1080 By The Numbers

Steven Morrison
April 28, 2020

If you have lived in New Zealand for long enough, I am sure you would have heard of the poison 1080, used by the Department of Conservation (DOC) as a form of pest control. 1080 can be used in bait stations or by airdrop, which is used for many of the remote and hard to get to areas in the New Zealand wilderness. The use of this poison has been a contested area for many years, because of the fear that it does more harm than good to our native birds. This fear in my belief, is the product of a lack of information that is easy for people to understand.

Here at OptimalBI we do cool sh!t with data so I am going to use data to show you the effectiveness of 1080 drops. I have read over research papers from DOC and found some data that I think is the best for showing why the use of 1080 is an acceptable pest control method. You can find the study I used for the visualization below here.

Kea Infographic

The population of kea are spread thin and far around New Zealand’s Alpine forests and to help protect them from predators in this harsh landscape DOC has used air dropped 1080 to kill off pest that would kill them here are the results of a 4 year study at two sites one working as a control with no 1080 used.

Kea Infographic

Like the look of the kea in this infographic?  You can have it!  For free!  Just go check out our free visualisation tool OVE and download it.  Hope you enjoy.


Image of Steven Morrison with the OptimalBI logo in the background.

Steven Morrison is a design innovation grad who’s part of the team here at OptimalBI, so you’ll find him squirreling away working on stuff that helps make us look good. 

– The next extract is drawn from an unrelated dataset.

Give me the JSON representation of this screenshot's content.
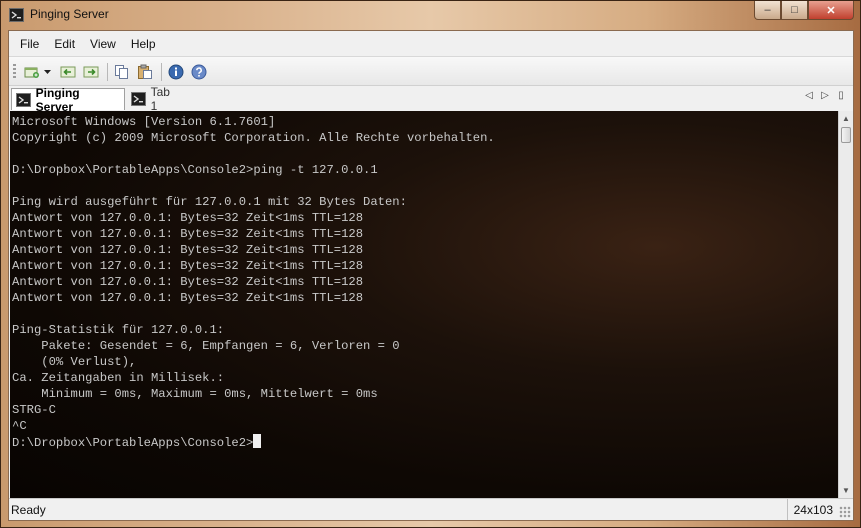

Connect with Steven on LinkedIn, or read some of his other blogs here.

Copyright © 2019 OptimalBI LTD.